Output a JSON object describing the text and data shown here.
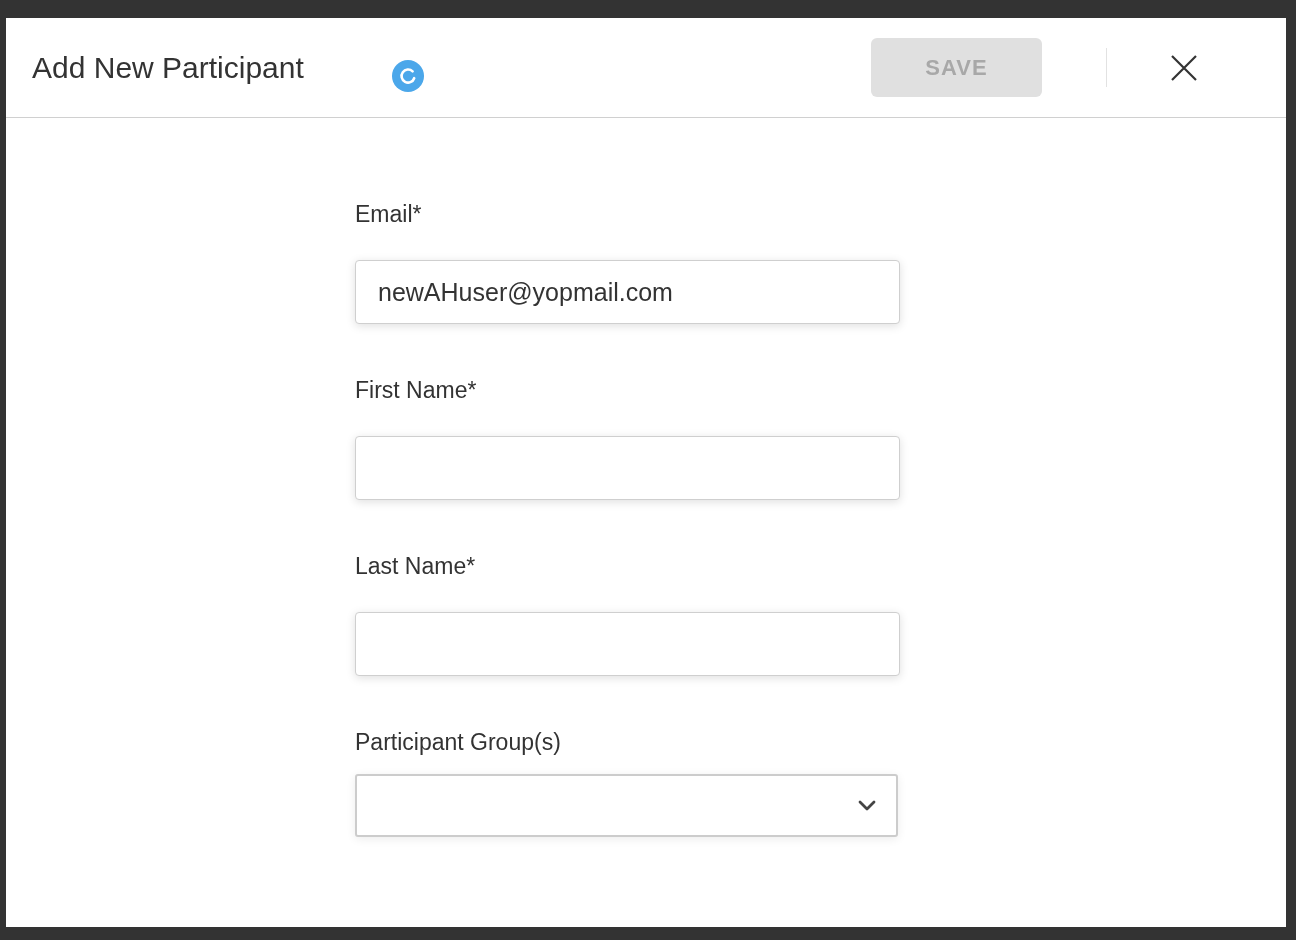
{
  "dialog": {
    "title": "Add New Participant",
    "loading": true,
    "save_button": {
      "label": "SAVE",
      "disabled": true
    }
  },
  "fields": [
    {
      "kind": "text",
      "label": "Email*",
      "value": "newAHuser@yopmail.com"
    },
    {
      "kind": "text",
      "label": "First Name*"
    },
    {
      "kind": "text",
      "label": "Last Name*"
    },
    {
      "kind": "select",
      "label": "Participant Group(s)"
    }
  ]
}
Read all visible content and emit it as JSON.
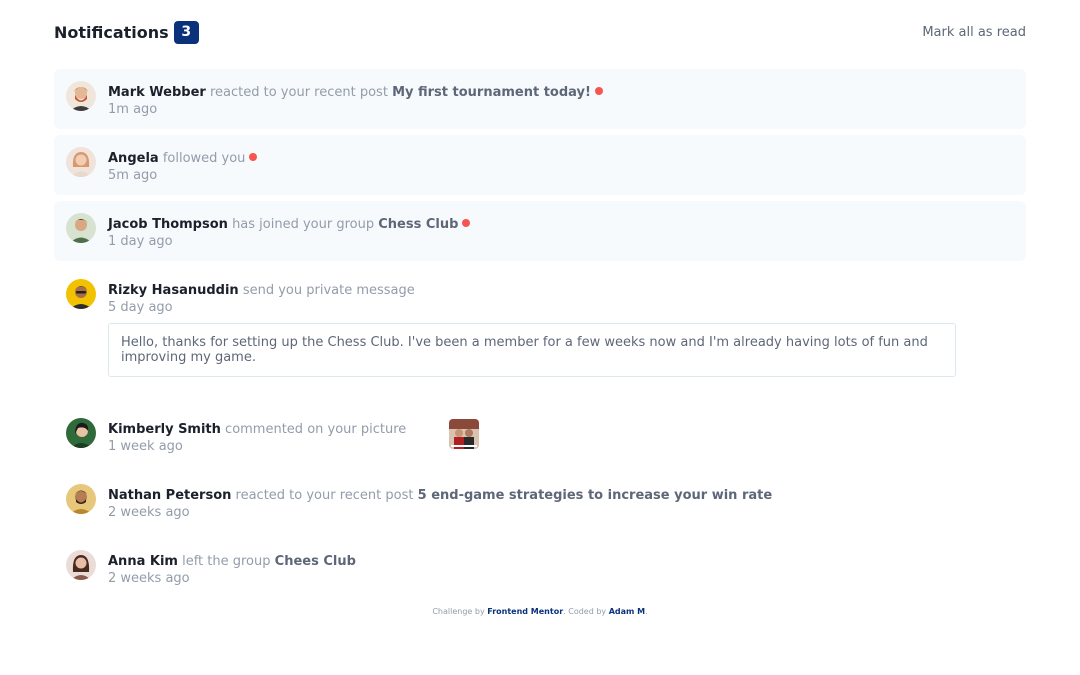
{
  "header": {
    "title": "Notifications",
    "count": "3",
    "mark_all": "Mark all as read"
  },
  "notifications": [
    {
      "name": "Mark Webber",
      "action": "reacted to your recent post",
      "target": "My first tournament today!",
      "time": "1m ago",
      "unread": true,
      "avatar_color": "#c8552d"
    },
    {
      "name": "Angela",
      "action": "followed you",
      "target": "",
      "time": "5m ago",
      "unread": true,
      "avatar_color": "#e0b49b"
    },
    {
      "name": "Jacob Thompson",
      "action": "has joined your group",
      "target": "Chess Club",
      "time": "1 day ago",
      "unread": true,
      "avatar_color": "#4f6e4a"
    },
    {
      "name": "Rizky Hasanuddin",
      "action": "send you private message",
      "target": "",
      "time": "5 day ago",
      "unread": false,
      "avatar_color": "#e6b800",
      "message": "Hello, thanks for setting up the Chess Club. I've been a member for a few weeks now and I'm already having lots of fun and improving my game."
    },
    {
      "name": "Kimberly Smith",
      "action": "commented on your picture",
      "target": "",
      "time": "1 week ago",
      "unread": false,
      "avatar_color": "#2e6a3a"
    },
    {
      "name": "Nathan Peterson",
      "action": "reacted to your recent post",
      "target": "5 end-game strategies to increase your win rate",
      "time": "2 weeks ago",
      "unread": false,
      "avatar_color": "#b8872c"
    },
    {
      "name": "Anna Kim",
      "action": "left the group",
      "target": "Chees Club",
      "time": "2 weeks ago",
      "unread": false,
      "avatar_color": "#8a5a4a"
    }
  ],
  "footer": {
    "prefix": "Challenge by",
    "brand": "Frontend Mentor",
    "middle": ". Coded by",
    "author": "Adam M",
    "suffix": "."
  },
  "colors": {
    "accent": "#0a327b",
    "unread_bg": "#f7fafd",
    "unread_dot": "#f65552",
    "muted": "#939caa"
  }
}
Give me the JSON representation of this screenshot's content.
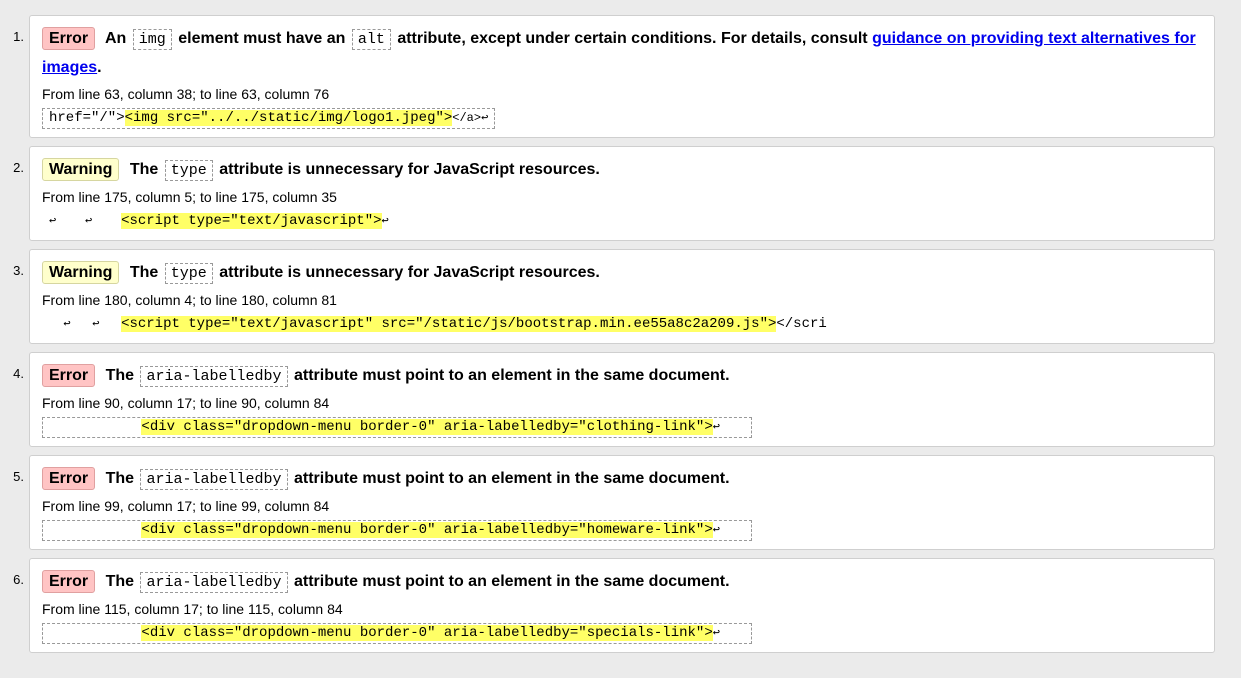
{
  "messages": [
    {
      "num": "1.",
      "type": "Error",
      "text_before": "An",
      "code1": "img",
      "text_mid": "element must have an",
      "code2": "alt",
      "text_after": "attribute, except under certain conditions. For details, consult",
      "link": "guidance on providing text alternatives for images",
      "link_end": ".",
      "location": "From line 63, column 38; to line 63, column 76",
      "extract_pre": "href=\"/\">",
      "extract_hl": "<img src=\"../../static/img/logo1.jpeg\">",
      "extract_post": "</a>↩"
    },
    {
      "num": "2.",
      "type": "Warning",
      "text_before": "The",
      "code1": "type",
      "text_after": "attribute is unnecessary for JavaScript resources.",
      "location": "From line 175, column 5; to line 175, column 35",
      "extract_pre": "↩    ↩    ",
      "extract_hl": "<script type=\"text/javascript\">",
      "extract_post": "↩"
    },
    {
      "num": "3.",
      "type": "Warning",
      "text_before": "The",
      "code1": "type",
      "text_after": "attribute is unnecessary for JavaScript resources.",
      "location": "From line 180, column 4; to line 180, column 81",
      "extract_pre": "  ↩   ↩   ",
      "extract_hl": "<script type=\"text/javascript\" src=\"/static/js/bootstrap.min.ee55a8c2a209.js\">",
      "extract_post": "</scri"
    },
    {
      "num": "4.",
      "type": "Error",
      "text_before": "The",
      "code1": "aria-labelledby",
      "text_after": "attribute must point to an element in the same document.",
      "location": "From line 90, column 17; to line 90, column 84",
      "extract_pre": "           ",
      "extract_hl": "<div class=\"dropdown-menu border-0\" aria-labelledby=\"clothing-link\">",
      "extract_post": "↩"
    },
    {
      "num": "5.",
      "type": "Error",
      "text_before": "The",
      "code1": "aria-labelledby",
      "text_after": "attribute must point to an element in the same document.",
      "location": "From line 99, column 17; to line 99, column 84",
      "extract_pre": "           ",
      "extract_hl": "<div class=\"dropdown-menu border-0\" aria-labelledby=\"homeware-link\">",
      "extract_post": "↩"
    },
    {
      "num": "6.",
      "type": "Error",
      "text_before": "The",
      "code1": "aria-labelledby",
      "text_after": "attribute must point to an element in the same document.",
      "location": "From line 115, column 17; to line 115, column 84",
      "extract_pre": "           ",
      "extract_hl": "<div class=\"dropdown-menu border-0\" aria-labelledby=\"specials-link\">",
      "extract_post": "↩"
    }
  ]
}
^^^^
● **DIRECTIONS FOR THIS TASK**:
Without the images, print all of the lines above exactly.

● **ANSWER BELOW**:
Output a JSON object describing the text and data shown here.
{
  "dialog": {
    "title": "Add New Participant",
    "loading": true,
    "save_button": {
      "label": "SAVE",
      "disabled": true
    }
  },
  "fields": [
    {
      "kind": "text",
      "label": "Email*",
      "value": "newAHuser@yopmail.com"
    },
    {
      "kind": "text",
      "label": "First Name*"
    },
    {
      "kind": "text",
      "label": "Last Name*"
    },
    {
      "kind": "select",
      "label": "Participant Group(s)"
    }
  ]
}
Read all visible content and emit it as JSON.
{
  "header": {
    "title": "Notifications",
    "count": "3",
    "mark_all": "Mark all as read"
  },
  "notifications": [
    {
      "name": "Mark Webber",
      "action": "reacted to your recent post",
      "target": "My first tournament today!",
      "time": "1m ago",
      "unread": true,
      "avatar_color": "#c8552d"
    },
    {
      "name": "Angela",
      "action": "followed you",
      "target": "",
      "time": "5m ago",
      "unread": true,
      "avatar_color": "#e0b49b"
    },
    {
      "name": "Jacob Thompson",
      "action": "has joined your group",
      "target": "Chess Club",
      "time": "1 day ago",
      "unread": true,
      "avatar_color": "#4f6e4a"
    },
    {
      "name": "Rizky Hasanuddin",
      "action": "send you private message",
      "target": "",
      "time": "5 day ago",
      "unread": false,
      "avatar_color": "#e6b800",
      "message": "Hello, thanks for setting up the Chess Club. I've been a member for a few weeks now and I'm already having lots of fun and improving my game."
    },
    {
      "name": "Kimberly Smith",
      "action": "commented on your picture",
      "target": "",
      "time": "1 week ago",
      "unread": false,
      "avatar_color": "#2e6a3a"
    },
    {
      "name": "Nathan Peterson",
      "action": "reacted to your recent post",
      "target": "5 end-game strategies to increase your win rate",
      "time": "2 weeks ago",
      "unread": false,
      "avatar_color": "#b8872c"
    },
    {
      "name": "Anna Kim",
      "action": "left the group",
      "target": "Chees Club",
      "time": "2 weeks ago",
      "unread": false,
      "avatar_color": "#8a5a4a"
    }
  ],
  "footer": {
    "prefix": "Challenge by",
    "brand": "Frontend Mentor",
    "middle": ". Coded by",
    "author": "Adam M",
    "suffix": "."
  },
  "colors": {
    "accent": "#0a327b",
    "unread_bg": "#f7fafd",
    "unread_dot": "#f65552",
    "muted": "#939caa"
  }
}
Give me the JSON representation of this screenshot's content.
{
  "messages": [
    {
      "num": "1.",
      "type": "Error",
      "text_before": "An",
      "code1": "img",
      "text_mid": "element must have an",
      "code2": "alt",
      "text_after": "attribute, except under certain conditions. For details, consult",
      "link": "guidance on providing text alternatives for images",
      "link_end": ".",
      "location": "From line 63, column 38; to line 63, column 76",
      "extract_pre": "href=\"/\">",
      "extract_hl": "<img src=\"../../static/img/logo1.jpeg\">",
      "extract_post": "</a>↩"
    },
    {
      "num": "2.",
      "type": "Warning",
      "text_before": "The",
      "code1": "type",
      "text_after": "attribute is unnecessary for JavaScript resources.",
      "location": "From line 175, column 5; to line 175, column 35",
      "extract_pre": "↩    ↩    ",
      "extract_hl": "<script type=\"text/javascript\">",
      "extract_post": "↩"
    },
    {
      "num": "3.",
      "type": "Warning",
      "text_before": "The",
      "code1": "type",
      "text_after": "attribute is unnecessary for JavaScript resources.",
      "location": "From line 180, column 4; to line 180, column 81",
      "extract_pre": "  ↩   ↩   ",
      "extract_hl": "<script type=\"text/javascript\" src=\"/static/js/bootstrap.min.ee55a8c2a209.js\">",
      "extract_post": "</scri"
    },
    {
      "num": "4.",
      "type": "Error",
      "text_before": "The",
      "code1": "aria-labelledby",
      "text_after": "attribute must point to an element in the same document.",
      "location": "From line 90, column 17; to line 90, column 84",
      "extract_pre": "           ",
      "extract_hl": "<div class=\"dropdown-menu border-0\" aria-labelledby=\"clothing-link\">",
      "extract_post": "↩"
    },
    {
      "num": "5.",
      "type": "Error",
      "text_before": "The",
      "code1": "aria-labelledby",
      "text_after": "attribute must point to an element in the same document.",
      "location": "From line 99, column 17; to line 99, column 84",
      "extract_pre": "           ",
      "extract_hl": "<div class=\"dropdown-menu border-0\" aria-labelledby=\"homeware-link\">",
      "extract_post": "↩"
    },
    {
      "num": "6.",
      "type": "Error",
      "text_before": "The",
      "code1": "aria-labelledby",
      "text_after": "attribute must point to an element in the same document.",
      "location": "From line 115, column 17; to line 115, column 84",
      "extract_pre": "           ",
      "extract_hl": "<div class=\"dropdown-menu border-0\" aria-labelledby=\"specials-link\">",
      "extract_post": "↩"
    }
  ]
}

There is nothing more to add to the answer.